Cerebral Palsy affects the motor skills (ability to coordinate body movements) and muscle tone. Muscles may move erratically or spasm or have a lack of tone. There may be poor reflexes and posture. Swallowing and talking may be difficult. CP can affect children in different ways, from minor motor skill problems to complete physical dependency.
Children with CP may have:
- Spasticity, the most common, characterised by increased muscle tone causing stiffness or tightness of muscles, which is most obvious when the person tries to move
- Dystonia, characterised by variable tone and involuntary twisting postures
Or they may have a combination of symptoms.
CP may effect different parts of the body
- Unilateral – one side of the body is affected, often referred to as hemiplegia
- Bilateral – both sides of the body are affected, may include all four limbs which is called quadriplegia or mainly the legs, called diplegia
Although CP is a permanent condition, children with CP can achieve greater control over movement, as they learn and practice motor skills.
Find out more at Cerebral Palsy Australia or the Cerebral Palsy Alliance.
How do we help children with cerebral palsy?
The Sydney Children's Hospitals Network offers services to children with cerebral palsy as part of their rehabilitation programs, Kids Rehab and Rehab2Kids.
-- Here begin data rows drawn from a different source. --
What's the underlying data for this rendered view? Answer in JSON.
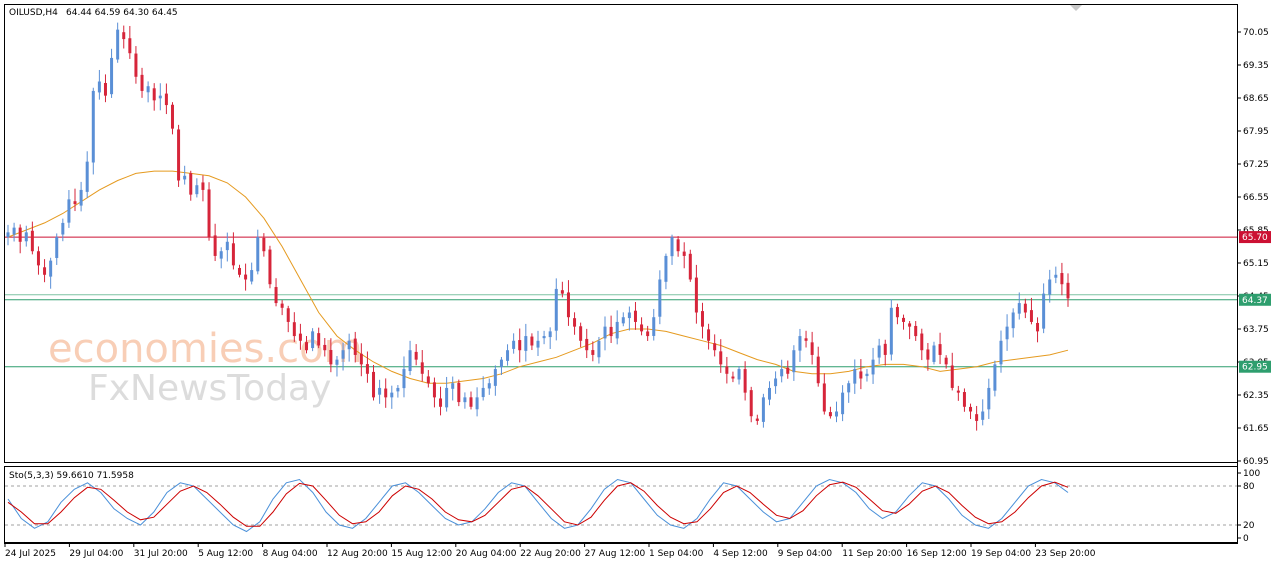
{
  "chart_header": {
    "symbol": "OILUSD,H4",
    "ohlc": "64.44 64.59 64.30 64.45"
  },
  "watermark": {
    "line1": "economies.com",
    "line2": "FxNewsToday"
  },
  "chart_data": [
    {
      "type": "candlestick",
      "ylim": [
        60.95,
        70.3
      ],
      "y_ticks": [
        "70.05",
        "69.35",
        "68.65",
        "67.95",
        "67.25",
        "66.55",
        "65.85",
        "65.15",
        "64.45",
        "63.75",
        "63.05",
        "62.35",
        "61.65",
        "60.95"
      ],
      "x_ticks": [
        "24 Jul 2025",
        "29 Jul 04:00",
        "31 Jul 20:00",
        "5 Aug 12:00",
        "8 Aug 04:00",
        "12 Aug 20:00",
        "15 Aug 12:00",
        "20 Aug 04:00",
        "22 Aug 20:00",
        "27 Aug 12:00",
        "1 Sep 04:00",
        "4 Sep 12:00",
        "9 Sep 04:00",
        "11 Sep 20:00",
        "16 Sep 12:00",
        "19 Sep 04:00",
        "23 Sep 20:00"
      ],
      "price_labels": [
        {
          "value": 65.7,
          "text": "65.70",
          "color": "#cc1133"
        },
        {
          "value": 64.37,
          "text": "64.37",
          "color": "#2e9e6e"
        },
        {
          "value": 62.95,
          "text": "62.95",
          "color": "#2e9e6e"
        }
      ],
      "closes": [
        65.8,
        65.9,
        65.6,
        65.8,
        65.4,
        65.1,
        64.9,
        65.2,
        65.7,
        66.0,
        66.5,
        66.4,
        66.7,
        67.3,
        68.8,
        69.0,
        68.7,
        69.5,
        70.1,
        69.9,
        69.6,
        69.1,
        68.8,
        68.9,
        68.6,
        68.7,
        68.5,
        68.0,
        66.9,
        67.0,
        66.6,
        66.8,
        66.7,
        65.7,
        65.3,
        65.4,
        65.6,
        65.1,
        64.9,
        64.8,
        65.0,
        65.7,
        65.4,
        64.7,
        64.3,
        64.2,
        63.9,
        63.6,
        63.5,
        63.3,
        63.7,
        63.4,
        63.3,
        63.0,
        63.1,
        63.3,
        63.5,
        63.2,
        63.0,
        62.8,
        62.3,
        62.5,
        62.3,
        62.4,
        62.5,
        62.9,
        63.3,
        63.1,
        62.8,
        62.6,
        62.3,
        62.1,
        62.5,
        62.6,
        62.2,
        62.3,
        62.1,
        62.3,
        62.5,
        62.6,
        62.9,
        63.1,
        63.3,
        63.5,
        63.3,
        63.6,
        63.4,
        63.5,
        63.6,
        63.7,
        64.6,
        64.5,
        64.0,
        63.8,
        63.5,
        63.3,
        63.2,
        63.5,
        63.8,
        63.6,
        63.9,
        64.0,
        64.1,
        63.9,
        63.7,
        63.6,
        64.0,
        64.8,
        65.3,
        65.7,
        65.4,
        65.3,
        64.8,
        64.1,
        63.8,
        63.5,
        63.3,
        63.0,
        62.8,
        62.7,
        62.9,
        62.4,
        61.9,
        61.8,
        62.3,
        62.5,
        62.7,
        62.9,
        62.8,
        63.3,
        63.6,
        63.5,
        63.2,
        62.6,
        62.0,
        61.9,
        62.0,
        62.4,
        62.6,
        62.9,
        62.7,
        62.8,
        63.1,
        63.4,
        63.2,
        64.2,
        64.0,
        63.9,
        63.8,
        63.6,
        63.3,
        63.1,
        63.4,
        63.2,
        63.0,
        62.5,
        62.4,
        62.1,
        62.0,
        61.8,
        62.0,
        62.5,
        63.0,
        63.5,
        63.8,
        64.1,
        64.3,
        64.1,
        63.9,
        63.7,
        64.5,
        64.8,
        64.9,
        64.7,
        64.4
      ],
      "ma": [
        65.7,
        65.85,
        66.0,
        66.2,
        66.45,
        66.7,
        66.9,
        67.05,
        67.1,
        67.1,
        67.05,
        67.0,
        66.85,
        66.55,
        66.1,
        65.5,
        64.8,
        64.1,
        63.6,
        63.3,
        63.05,
        62.85,
        62.7,
        62.6,
        62.6,
        62.65,
        62.7,
        62.8,
        62.95,
        63.05,
        63.15,
        63.3,
        63.45,
        63.65,
        63.75,
        63.75,
        63.7,
        63.6,
        63.5,
        63.4,
        63.25,
        63.1,
        63.0,
        62.85,
        62.8,
        62.8,
        62.85,
        62.95,
        63.0,
        63.0,
        62.95,
        62.85,
        62.9,
        62.95,
        63.05,
        63.1,
        63.15,
        63.2,
        63.3
      ]
    },
    {
      "type": "line",
      "title": "Sto(5,3,3) 59.6610 71.5958",
      "ylim": [
        0,
        100
      ],
      "y_ticks": [
        "100",
        "80",
        "20",
        "0"
      ],
      "series": [
        {
          "name": "main",
          "color": "#4a90d9",
          "values": [
            60,
            30,
            15,
            25,
            55,
            75,
            85,
            70,
            45,
            30,
            20,
            40,
            70,
            85,
            80,
            60,
            40,
            20,
            10,
            25,
            60,
            85,
            90,
            70,
            40,
            20,
            15,
            30,
            55,
            80,
            85,
            70,
            50,
            30,
            20,
            25,
            45,
            70,
            85,
            80,
            55,
            30,
            15,
            20,
            45,
            75,
            90,
            85,
            60,
            35,
            20,
            15,
            30,
            60,
            85,
            80,
            60,
            40,
            25,
            30,
            55,
            80,
            90,
            85,
            70,
            45,
            30,
            40,
            65,
            85,
            80,
            60,
            35,
            20,
            15,
            30,
            55,
            80,
            90,
            85,
            70
          ]
        },
        {
          "name": "signal",
          "color": "#cc0000",
          "values": [
            55,
            40,
            22,
            22,
            40,
            62,
            78,
            75,
            58,
            40,
            28,
            32,
            52,
            72,
            80,
            70,
            52,
            32,
            18,
            18,
            40,
            68,
            84,
            80,
            58,
            35,
            22,
            25,
            40,
            65,
            80,
            75,
            60,
            40,
            28,
            25,
            35,
            55,
            75,
            80,
            65,
            45,
            25,
            20,
            32,
            58,
            80,
            85,
            72,
            50,
            32,
            22,
            25,
            45,
            70,
            80,
            70,
            52,
            35,
            30,
            42,
            65,
            82,
            86,
            78,
            60,
            42,
            38,
            52,
            72,
            80,
            70,
            50,
            32,
            22,
            25,
            40,
            62,
            80,
            86,
            78
          ]
        }
      ]
    }
  ]
}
The hospitals provide programs for:
- Movement Disorder Management
- Botulinum toxin
- Hip surveillance
- Orthopaedic management
- Intrathecal Baclofen (statewide program)
- Selective Dorsal Rhizotomy (national program)
Currently, there is no cure for cerebral palsy, however, quality of life can be improved. The main goals of intervention are to increase independence and participation in the community and improve comfort and ease the burden of care for families.
Anticonvulsant medications can be used to treat seizures and medications can be used to reduce muscle stiffness and control involuntary movements. Physiotherapy can be important to maintain range of movement, improve muscle strength and help with mobility and participation. Occupational therapy can assist with seating and positioning, developing skills in activities of daily living, improving hand function and with classroom activities. Speech pathology is important to help improve communication or find alternative methods of communication and to assist with feeding and swallowing. Rehabilitation specialists, orthopaedic surgeons, nurses and dietitians may also be involved in patient care.
Resources for Clinicians
Dyskinetic Cerebral Palsy Functional Impact Scale (D-FIS)
The Dyskinetic Cerebral Palsy Functional Impact Scale (D-FIS) assesses the impact of dyskinesia on typical daily functional activities in children with cerebral palsy.
The parent-report questionnaire was designed to quantify the perceived impact of dyskinesia on daily functional activities in children aged 3 to 18 years. The D-FIS also explores families' current priorities for intervention.
Available for download. D-FIS Research Group holds the copyright for the D-FIS questionnaire. Modifications, including condensing, adapting or transforming the tool in any manner without prior agreement from the D-FIS Research Group is not permitted.
If you would like to translate the D-FIS into a community language, please email Kirsty Stewart to request the Translation Manual.